This project would not be possible without their help. So a big thank-you to the following for their assistance: the Agricultural Research Council; Cleveland Game Reserve; Grietjie Private Nature Reserve; Hoedspruit Wildlife Estate; Kapama Private Game Reserve; Klaserie Private Game Reserve; Lawson’s Birding, Wildlife and Custom Safaris; Makalali Private Game Reserve; Ndlopfu Private Game Reserve; Ndlovumzi Nature Reserve; Nstiri Game Reserve; Olifants North Game Reserve; Umbabat Game Reserve; Pidwa Game Reserve; Selati Private Game Reserve; Timbavati Game Reserve; Tulloh Farm; Ukhozi Game Reserve; and UniFattoria Farm.


In the last 2 months, with the help of various landowners and volunteers, I have located 40 Hooded Vulture nests, 16 of which are active. Hooded Vultures generally breed along rivers in Jackalberries or Matumis, in stick nests positioned 15-20m above the ground. Despite various suggestions of how to reach the nest (including ‘let me just

winch you up’), and to the amusement of some wardens, I decided to do a tree climbing course, to enable me to climb trees safely with ropes and a harness, to install cameras at nests. This will allow me to monitor the birds’

breeding with minimal disturbance, and the cameras can be removed after the chicks have fledged. In the coming weeks I hope to install camera traps at various Hooded Vulture nests and also at vulture restaurants, to monitor

their feeding biology.


The project will continue until January 2018, when many of the questions we are asking will have been answered, and we will be able to provide information on Hooded Vulture movements and biology to all of the landowners in the study area, to inform species management plans within protected areas. In the meantime, if anyone has Hooded Vulture nests on their properties, please get in touch with me by e-mail at

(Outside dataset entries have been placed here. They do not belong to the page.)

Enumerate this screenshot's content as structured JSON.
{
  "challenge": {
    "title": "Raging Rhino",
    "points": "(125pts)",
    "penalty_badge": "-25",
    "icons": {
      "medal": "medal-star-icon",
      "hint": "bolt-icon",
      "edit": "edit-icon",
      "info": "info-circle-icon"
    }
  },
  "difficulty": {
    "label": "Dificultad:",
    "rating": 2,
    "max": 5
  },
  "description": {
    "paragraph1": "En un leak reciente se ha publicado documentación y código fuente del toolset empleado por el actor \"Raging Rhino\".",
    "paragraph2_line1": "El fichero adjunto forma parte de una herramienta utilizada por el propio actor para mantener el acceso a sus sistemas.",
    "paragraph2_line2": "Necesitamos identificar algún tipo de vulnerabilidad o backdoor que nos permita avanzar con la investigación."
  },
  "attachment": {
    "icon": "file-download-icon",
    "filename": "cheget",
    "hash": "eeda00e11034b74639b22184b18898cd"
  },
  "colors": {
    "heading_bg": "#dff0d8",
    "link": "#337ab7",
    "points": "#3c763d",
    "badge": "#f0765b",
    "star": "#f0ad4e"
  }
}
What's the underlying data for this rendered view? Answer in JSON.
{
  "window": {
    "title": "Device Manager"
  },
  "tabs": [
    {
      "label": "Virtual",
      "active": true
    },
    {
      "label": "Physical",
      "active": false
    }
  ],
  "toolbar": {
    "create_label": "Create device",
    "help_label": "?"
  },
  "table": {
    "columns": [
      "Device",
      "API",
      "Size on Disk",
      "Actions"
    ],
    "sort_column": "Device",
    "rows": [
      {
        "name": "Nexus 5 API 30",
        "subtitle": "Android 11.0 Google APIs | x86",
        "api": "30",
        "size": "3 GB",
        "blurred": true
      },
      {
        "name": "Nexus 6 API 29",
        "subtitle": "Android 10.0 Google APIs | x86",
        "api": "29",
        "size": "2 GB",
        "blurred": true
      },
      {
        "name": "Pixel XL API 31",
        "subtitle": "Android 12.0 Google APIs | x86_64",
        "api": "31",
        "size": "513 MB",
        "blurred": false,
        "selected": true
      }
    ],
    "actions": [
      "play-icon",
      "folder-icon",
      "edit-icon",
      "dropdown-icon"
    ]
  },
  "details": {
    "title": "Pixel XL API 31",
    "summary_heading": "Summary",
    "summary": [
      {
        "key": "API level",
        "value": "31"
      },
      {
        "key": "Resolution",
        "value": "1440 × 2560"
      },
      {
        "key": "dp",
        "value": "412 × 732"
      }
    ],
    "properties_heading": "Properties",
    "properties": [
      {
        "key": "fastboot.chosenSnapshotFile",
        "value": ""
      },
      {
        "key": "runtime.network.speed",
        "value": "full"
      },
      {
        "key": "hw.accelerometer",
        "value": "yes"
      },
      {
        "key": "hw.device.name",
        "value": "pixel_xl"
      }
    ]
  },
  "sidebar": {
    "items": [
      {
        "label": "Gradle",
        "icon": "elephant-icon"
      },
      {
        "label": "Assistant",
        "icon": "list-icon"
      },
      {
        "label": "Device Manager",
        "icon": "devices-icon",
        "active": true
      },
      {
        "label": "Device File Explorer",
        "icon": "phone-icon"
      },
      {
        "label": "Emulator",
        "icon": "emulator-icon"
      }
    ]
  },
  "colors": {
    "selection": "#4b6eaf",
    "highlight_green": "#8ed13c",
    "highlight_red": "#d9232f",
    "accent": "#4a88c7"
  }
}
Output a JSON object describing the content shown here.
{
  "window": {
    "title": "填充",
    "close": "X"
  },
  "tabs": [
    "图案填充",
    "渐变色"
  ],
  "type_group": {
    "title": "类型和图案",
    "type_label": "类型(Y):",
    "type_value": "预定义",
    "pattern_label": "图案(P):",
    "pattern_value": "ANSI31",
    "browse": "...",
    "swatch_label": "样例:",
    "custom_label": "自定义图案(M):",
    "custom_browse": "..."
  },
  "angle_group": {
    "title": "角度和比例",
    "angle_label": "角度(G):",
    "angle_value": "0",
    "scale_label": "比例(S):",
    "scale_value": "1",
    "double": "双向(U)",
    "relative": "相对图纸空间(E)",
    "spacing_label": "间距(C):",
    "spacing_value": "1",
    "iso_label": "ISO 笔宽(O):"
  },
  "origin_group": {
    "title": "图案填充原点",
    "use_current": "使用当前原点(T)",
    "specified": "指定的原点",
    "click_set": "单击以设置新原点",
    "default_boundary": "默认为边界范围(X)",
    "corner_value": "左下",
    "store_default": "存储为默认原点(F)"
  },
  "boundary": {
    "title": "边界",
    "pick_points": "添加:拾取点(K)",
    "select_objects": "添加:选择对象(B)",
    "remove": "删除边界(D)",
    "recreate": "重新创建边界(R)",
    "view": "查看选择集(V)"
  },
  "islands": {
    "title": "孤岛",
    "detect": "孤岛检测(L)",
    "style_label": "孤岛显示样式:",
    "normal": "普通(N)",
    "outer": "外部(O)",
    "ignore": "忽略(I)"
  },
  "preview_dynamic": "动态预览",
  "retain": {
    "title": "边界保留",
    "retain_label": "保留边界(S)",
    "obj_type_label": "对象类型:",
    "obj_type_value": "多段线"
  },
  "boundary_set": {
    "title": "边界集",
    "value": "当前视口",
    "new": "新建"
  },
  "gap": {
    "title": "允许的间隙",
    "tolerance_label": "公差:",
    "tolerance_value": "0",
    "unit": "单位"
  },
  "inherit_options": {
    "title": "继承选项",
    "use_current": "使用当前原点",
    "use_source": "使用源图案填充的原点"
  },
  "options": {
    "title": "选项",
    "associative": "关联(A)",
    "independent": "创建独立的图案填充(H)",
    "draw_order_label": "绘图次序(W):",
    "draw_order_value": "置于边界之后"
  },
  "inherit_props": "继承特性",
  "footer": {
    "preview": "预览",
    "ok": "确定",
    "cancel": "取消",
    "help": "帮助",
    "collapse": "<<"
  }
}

Lindy Thompson

Postdoctoral Researcher

University of KwaZulu-Natal